Your assignment:
Return all of the data exactly, with nothing left out but the pictures.

(Stored items from a collection)
....
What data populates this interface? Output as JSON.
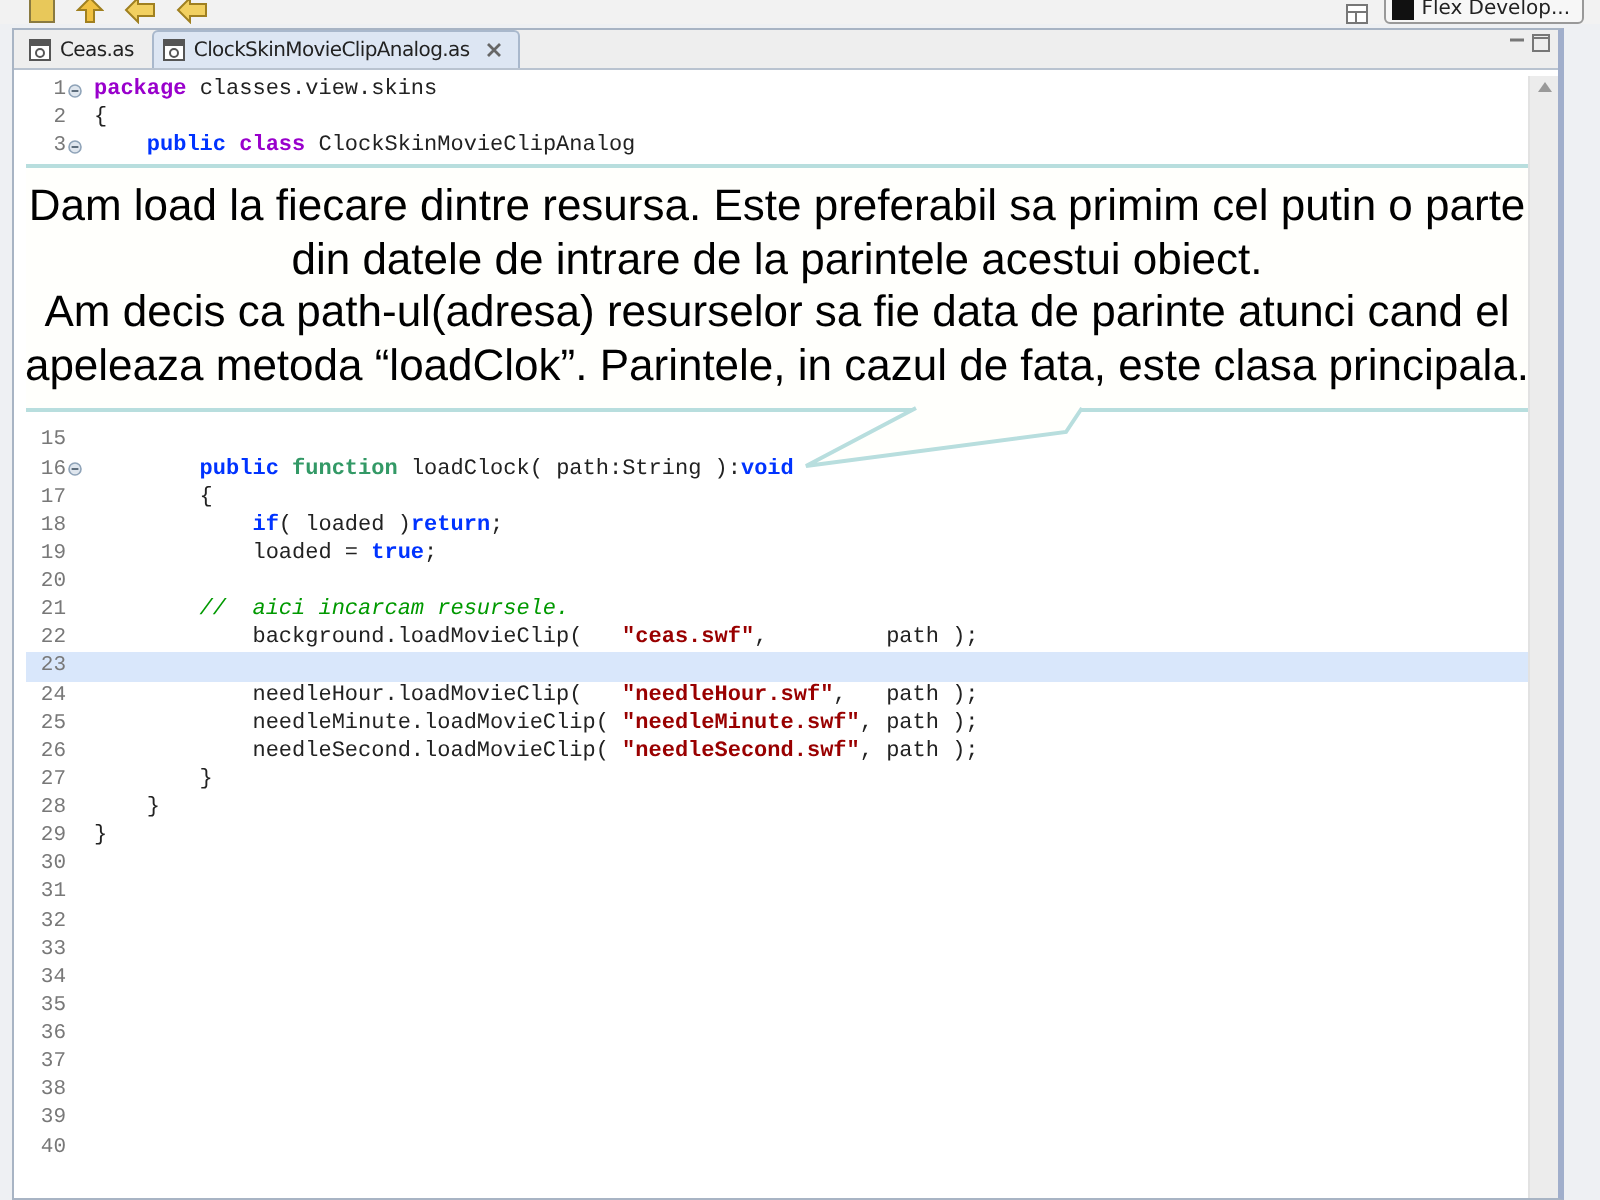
{
  "perspective": {
    "label": "Flex Develop..."
  },
  "tabs": [
    {
      "label": "Ceas.as",
      "selected": false,
      "closable": false
    },
    {
      "label": "ClockSkinMovieClipAnalog.as",
      "selected": true,
      "closable": true
    }
  ],
  "editor": {
    "blocks": [
      {
        "kind": "code",
        "lines": [
          {
            "number": "1",
            "fold": true,
            "highlighted": false,
            "tokens": [
              {
                "kind": "declaration",
                "text": "package "
              },
              {
                "kind": "plain",
                "text": "classes.view.skins"
              }
            ]
          },
          {
            "number": "2",
            "fold": false,
            "highlighted": false,
            "tokens": [
              {
                "kind": "plain",
                "text": "{"
              }
            ]
          },
          {
            "number": "3",
            "fold": true,
            "highlighted": false,
            "tokens": [
              {
                "kind": "keyword",
                "text": "    public "
              },
              {
                "kind": "declaration",
                "text": "class "
              },
              {
                "kind": "plain",
                "text": "ClockSkinMovieClipAnalog"
              }
            ]
          }
        ]
      },
      {
        "kind": "callout",
        "paragraphs": [
          "Dam load la fiecare dintre resursa. Este preferabil sa primim cel putin o parte din datele de intrare de la parintele acestui obiect.",
          "Am decis ca path-ul(adresa) resurselor sa fie data de parinte atunci cand el apeleaza metoda “loadClok”. Parintele, in cazul de fata, este clasa principala."
        ]
      },
      {
        "kind": "code",
        "lines": [
          {
            "number": "15",
            "fold": false,
            "highlighted": false
          },
          {
            "number": "16",
            "fold": true,
            "highlighted": false,
            "tokens": [
              {
                "kind": "keyword",
                "text": "        public "
              },
              {
                "kind": "function",
                "text": "function "
              },
              {
                "kind": "plain",
                "text": "loadClock( path:String ):"
              },
              {
                "kind": "keyword",
                "text": "void"
              }
            ]
          },
          {
            "number": "17",
            "fold": false,
            "highlighted": false,
            "tokens": [
              {
                "kind": "plain",
                "text": "        {"
              }
            ]
          },
          {
            "number": "18",
            "fold": false,
            "highlighted": false,
            "tokens": [
              {
                "kind": "keyword",
                "text": "            if"
              },
              {
                "kind": "plain",
                "text": "( loaded )"
              },
              {
                "kind": "keyword",
                "text": "return"
              },
              {
                "kind": "plain",
                "text": ";"
              }
            ]
          },
          {
            "number": "19",
            "fold": false,
            "highlighted": false,
            "tokens": [
              {
                "kind": "plain",
                "text": "            loaded = "
              },
              {
                "kind": "keyword",
                "text": "true"
              },
              {
                "kind": "plain",
                "text": ";"
              }
            ]
          },
          {
            "number": "20",
            "fold": false,
            "highlighted": false
          },
          {
            "number": "21",
            "fold": false,
            "highlighted": false,
            "tokens": [
              {
                "kind": "comment",
                "text": "        //  aici incarcam resursele."
              }
            ]
          },
          {
            "number": "22",
            "fold": false,
            "highlighted": false,
            "tokens": [
              {
                "kind": "plain",
                "text": "            background.loadMovieClip(   "
              },
              {
                "kind": "string",
                "text": "\"ceas.swf\""
              },
              {
                "kind": "plain",
                "text": ",         path );"
              }
            ]
          },
          {
            "number": "23",
            "fold": false,
            "highlighted": true
          },
          {
            "number": "24",
            "fold": false,
            "highlighted": false,
            "tokens": [
              {
                "kind": "plain",
                "text": "            needleHour.loadMovieClip(   "
              },
              {
                "kind": "string",
                "text": "\"needleHour.swf\""
              },
              {
                "kind": "plain",
                "text": ",   path );"
              }
            ]
          },
          {
            "number": "25",
            "fold": false,
            "highlighted": false,
            "tokens": [
              {
                "kind": "plain",
                "text": "            needleMinute.loadMovieClip( "
              },
              {
                "kind": "string",
                "text": "\"needleMinute.swf\""
              },
              {
                "kind": "plain",
                "text": ", path );"
              }
            ]
          },
          {
            "number": "26",
            "fold": false,
            "highlighted": false,
            "tokens": [
              {
                "kind": "plain",
                "text": "            needleSecond.loadMovieClip( "
              },
              {
                "kind": "string",
                "text": "\"needleSecond.swf\""
              },
              {
                "kind": "plain",
                "text": ", path );"
              }
            ]
          },
          {
            "number": "27",
            "fold": false,
            "highlighted": false,
            "tokens": [
              {
                "kind": "plain",
                "text": "        }"
              }
            ]
          },
          {
            "number": "28",
            "fold": false,
            "highlighted": false,
            "tokens": [
              {
                "kind": "plain",
                "text": "    }"
              }
            ]
          },
          {
            "number": "29",
            "fold": false,
            "highlighted": false,
            "tokens": [
              {
                "kind": "plain",
                "text": "}"
              }
            ]
          },
          {
            "number": "30",
            "fold": false,
            "highlighted": false
          },
          {
            "number": "31",
            "fold": false,
            "highlighted": false
          },
          {
            "number": "32",
            "fold": false,
            "highlighted": false
          },
          {
            "number": "33",
            "fold": false,
            "highlighted": false
          },
          {
            "number": "34",
            "fold": false,
            "highlighted": false
          },
          {
            "number": "35",
            "fold": false,
            "highlighted": false
          },
          {
            "number": "36",
            "fold": false,
            "highlighted": false
          },
          {
            "number": "37",
            "fold": false,
            "highlighted": false
          },
          {
            "number": "38",
            "fold": false,
            "highlighted": false
          },
          {
            "number": "39",
            "fold": false,
            "highlighted": false
          },
          {
            "number": "40",
            "fold": false,
            "highlighted": false
          }
        ]
      }
    ]
  }
}
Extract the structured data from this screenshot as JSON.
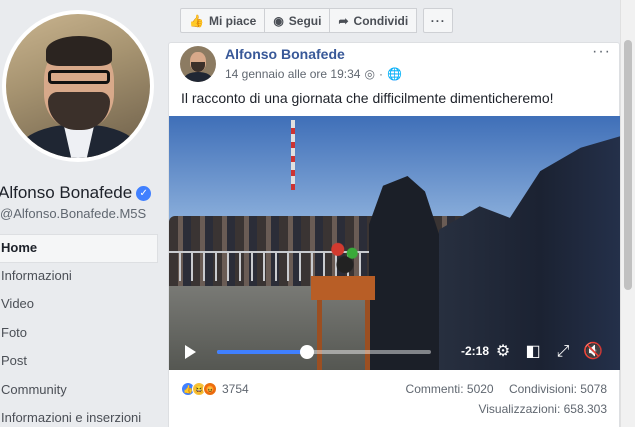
{
  "profile": {
    "name": "Alfonso Bonafede",
    "verified_icon": "verified-badge-icon",
    "username": "@Alfonso.Bonafede.M5S"
  },
  "sidebar": {
    "items": [
      {
        "label": "Home",
        "active": true
      },
      {
        "label": "Informazioni",
        "active": false
      },
      {
        "label": "Video",
        "active": false
      },
      {
        "label": "Foto",
        "active": false
      },
      {
        "label": "Post",
        "active": false
      },
      {
        "label": "Community",
        "active": false
      },
      {
        "label": "Informazioni e inserzioni",
        "active": false
      }
    ]
  },
  "actionbar": {
    "like": "Mi piace",
    "follow": "Segui",
    "share": "Condividi",
    "more": "···"
  },
  "post": {
    "author": "Alfonso Bonafede",
    "timestamp": "14 gennaio alle ore 19:34",
    "meta_sep": "·",
    "more": "···",
    "text": "Il racconto di una giornata che difficilmente dimenticheremo!"
  },
  "video": {
    "progress": 0.42,
    "time_remaining": "-2:18"
  },
  "footer": {
    "reaction_count": "3754",
    "comments": "Commenti: 5020",
    "shares": "Condivisioni: 5078",
    "views": "Visualizzazioni: 658.303"
  },
  "colors": {
    "link": "#385898",
    "accent": "#4080ff",
    "background": "#e9ebee"
  }
}
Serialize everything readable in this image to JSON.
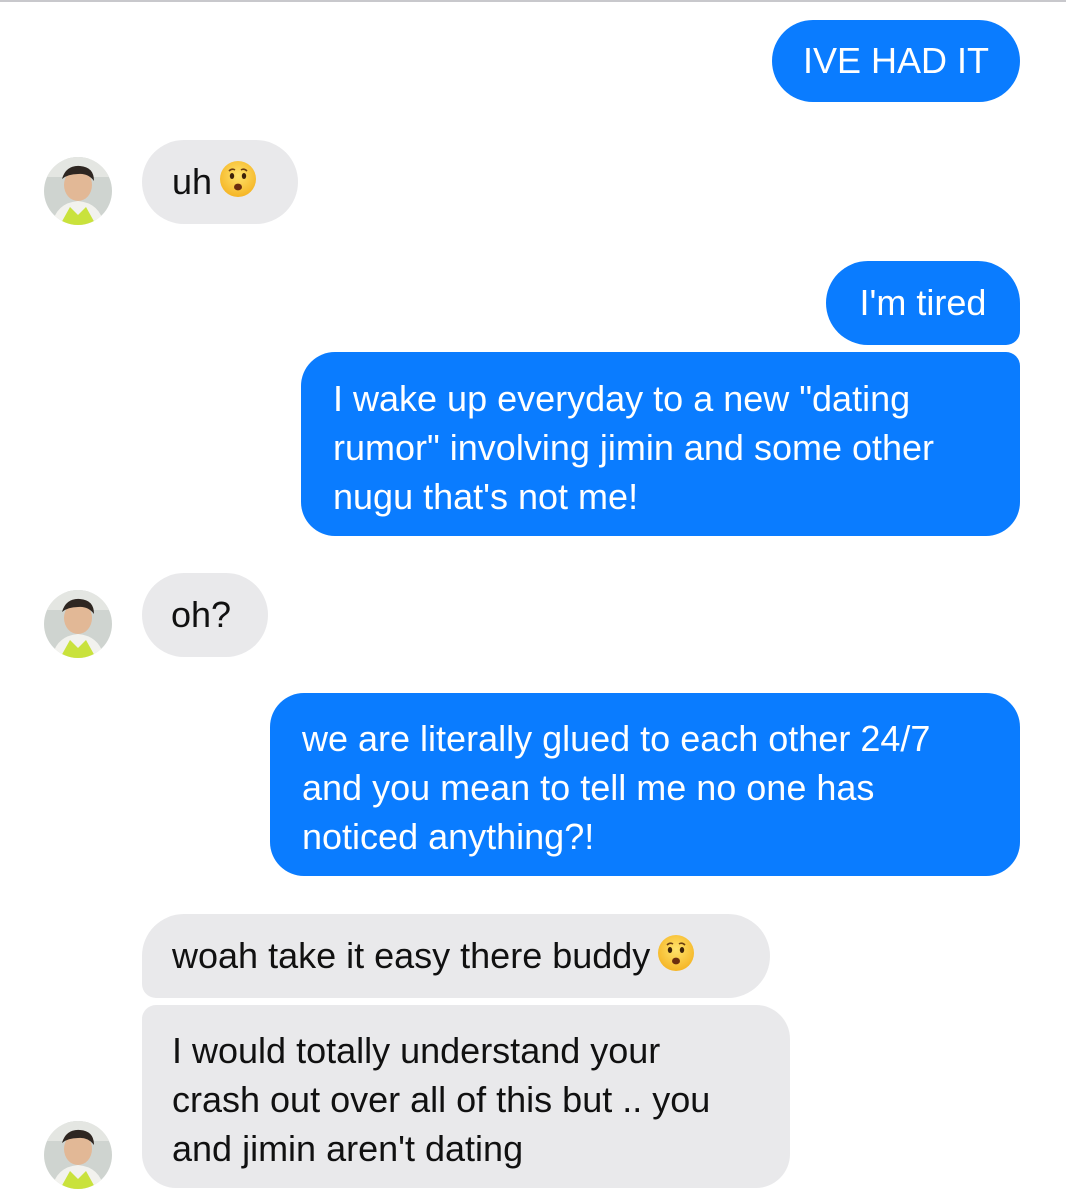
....
Worked solution:
What data populates this interface? Output as JSON.
{
  "perspective": {
    "label": "Flex Develop..."
  },
  "tabs": [
    {
      "label": "Ceas.as",
      "selected": false,
      "closable": false
    },
    {
      "label": "ClockSkinMovieClipAnalog.as",
      "selected": true,
      "closable": true
    }
  ],
  "editor": {
    "blocks": [
      {
        "kind": "code",
        "lines": [
          {
            "number": "1",
            "fold": true,
            "highlighted": false,
            "tokens": [
              {
                "kind": "declaration",
                "text": "package "
              },
              {
                "kind": "plain",
                "text": "classes.view.skins"
              }
            ]
          },
          {
            "number": "2",
            "fold": false,
            "highlighted": false,
            "tokens": [
              {
                "kind": "plain",
                "text": "{"
              }
            ]
          },
          {
            "number": "3",
            "fold": true,
            "highlighted": false,
            "tokens": [
              {
                "kind": "keyword",
                "text": "    public "
              },
              {
                "kind": "declaration",
                "text": "class "
              },
              {
                "kind": "plain",
                "text": "ClockSkinMovieClipAnalog"
              }
            ]
          }
        ]
      },
      {
        "kind": "callout",
        "paragraphs": [
          "Dam load la fiecare dintre resursa. Este preferabil sa primim cel putin o parte din datele de intrare de la parintele acestui obiect.",
          "Am decis ca path-ul(adresa) resurselor sa fie data de parinte atunci cand el apeleaza metoda “loadClok”. Parintele, in cazul de fata, este clasa principala."
        ]
      },
      {
        "kind": "code",
        "lines": [
          {
            "number": "15",
            "fold": false,
            "highlighted": false
          },
          {
            "number": "16",
            "fold": true,
            "highlighted": false,
            "tokens": [
              {
                "kind": "keyword",
                "text": "        public "
              },
              {
                "kind": "function",
                "text": "function "
              },
              {
                "kind": "plain",
                "text": "loadClock( path:String ):"
              },
              {
                "kind": "keyword",
                "text": "void"
              }
            ]
          },
          {
            "number": "17",
            "fold": false,
            "highlighted": false,
            "tokens": [
              {
                "kind": "plain",
                "text": "        {"
              }
            ]
          },
          {
            "number": "18",
            "fold": false,
            "highlighted": false,
            "tokens": [
              {
                "kind": "keyword",
                "text": "            if"
              },
              {
                "kind": "plain",
                "text": "( loaded )"
              },
              {
                "kind": "keyword",
                "text": "return"
              },
              {
                "kind": "plain",
                "text": ";"
              }
            ]
          },
          {
            "number": "19",
            "fold": false,
            "highlighted": false,
            "tokens": [
              {
                "kind": "plain",
                "text": "            loaded = "
              },
              {
                "kind": "keyword",
                "text": "true"
              },
              {
                "kind": "plain",
                "text": ";"
              }
            ]
          },
          {
            "number": "20",
            "fold": false,
            "highlighted": false
          },
          {
            "number": "21",
            "fold": false,
            "highlighted": false,
            "tokens": [
              {
                "kind": "comment",
                "text": "        //  aici incarcam resursele."
              }
            ]
          },
          {
            "number": "22",
            "fold": false,
            "highlighted": false,
            "tokens": [
              {
                "kind": "plain",
                "text": "            background.loadMovieClip(   "
              },
              {
                "kind": "string",
                "text": "\"ceas.swf\""
              },
              {
                "kind": "plain",
                "text": ",         path );"
              }
            ]
          },
          {
            "number": "23",
            "fold": false,
            "highlighted": true
          },
          {
            "number": "24",
            "fold": false,
            "highlighted": false,
            "tokens": [
              {
                "kind": "plain",
                "text": "            needleHour.loadMovieClip(   "
              },
              {
                "kind": "string",
                "text": "\"needleHour.swf\""
              },
              {
                "kind": "plain",
                "text": ",   path );"
              }
            ]
          },
          {
            "number": "25",
            "fold": false,
            "highlighted": false,
            "tokens": [
              {
                "kind": "plain",
                "text": "            needleMinute.loadMovieClip( "
              },
              {
                "kind": "string",
                "text": "\"needleMinute.swf\""
              },
              {
                "kind": "plain",
                "text": ", path );"
              }
            ]
          },
          {
            "number": "26",
            "fold": false,
            "highlighted": false,
            "tokens": [
              {
                "kind": "plain",
                "text": "            needleSecond.loadMovieClip( "
              },
              {
                "kind": "string",
                "text": "\"needleSecond.swf\""
              },
              {
                "kind": "plain",
                "text": ", path );"
              }
            ]
          },
          {
            "number": "27",
            "fold": false,
            "highlighted": false,
            "tokens": [
              {
                "kind": "plain",
                "text": "        }"
              }
            ]
          },
          {
            "number": "28",
            "fold": false,
            "highlighted": false,
            "tokens": [
              {
                "kind": "plain",
                "text": "    }"
              }
            ]
          },
          {
            "number": "29",
            "fold": false,
            "highlighted": false,
            "tokens": [
              {
                "kind": "plain",
                "text": "}"
              }
            ]
          },
          {
            "number": "30",
            "fold": false,
            "highlighted": false
          },
          {
            "number": "31",
            "fold": false,
            "highlighted": false
          },
          {
            "number": "32",
            "fold": false,
            "highlighted": false
          },
          {
            "number": "33",
            "fold": false,
            "highlighted": false
          },
          {
            "number": "34",
            "fold": false,
            "highlighted": false
          },
          {
            "number": "35",
            "fold": false,
            "highlighted": false
          },
          {
            "number": "36",
            "fold": false,
            "highlighted": false
          },
          {
            "number": "37",
            "fold": false,
            "highlighted": false
          },
          {
            "number": "38",
            "fold": false,
            "highlighted": false
          },
          {
            "number": "39",
            "fold": false,
            "highlighted": false
          },
          {
            "number": "40",
            "fold": false,
            "highlighted": false
          }
        ]
      }
    ]
  }
}
Extract the structured data from this screenshot as JSON.
{
  "profile": {
    "name": "Alfonso Bonafede",
    "verified_icon": "verified-badge-icon",
    "username": "@Alfonso.Bonafede.M5S"
  },
  "sidebar": {
    "items": [
      {
        "label": "Home",
        "active": true
      },
      {
        "label": "Informazioni",
        "active": false
      },
      {
        "label": "Video",
        "active": false
      },
      {
        "label": "Foto",
        "active": false
      },
      {
        "label": "Post",
        "active": false
      },
      {
        "label": "Community",
        "active": false
      },
      {
        "label": "Informazioni e inserzioni",
        "active": false
      }
    ]
  },
  "actionbar": {
    "like": "Mi piace",
    "follow": "Segui",
    "share": "Condividi",
    "more": "···"
  },
  "post": {
    "author": "Alfonso Bonafede",
    "timestamp": "14 gennaio alle ore 19:34",
    "meta_sep": "·",
    "more": "···",
    "text": "Il racconto di una giornata che difficilmente dimenticheremo!"
  },
  "video": {
    "progress": 0.42,
    "time_remaining": "-2:18"
  },
  "footer": {
    "reaction_count": "3754",
    "comments": "Commenti: 5020",
    "shares": "Condivisioni: 5078",
    "views": "Visualizzazioni: 658.303"
  },
  "colors": {
    "link": "#385898",
    "accent": "#4080ff",
    "background": "#e9ebee"
  }
}
Serialize everything readable in this image to JSON.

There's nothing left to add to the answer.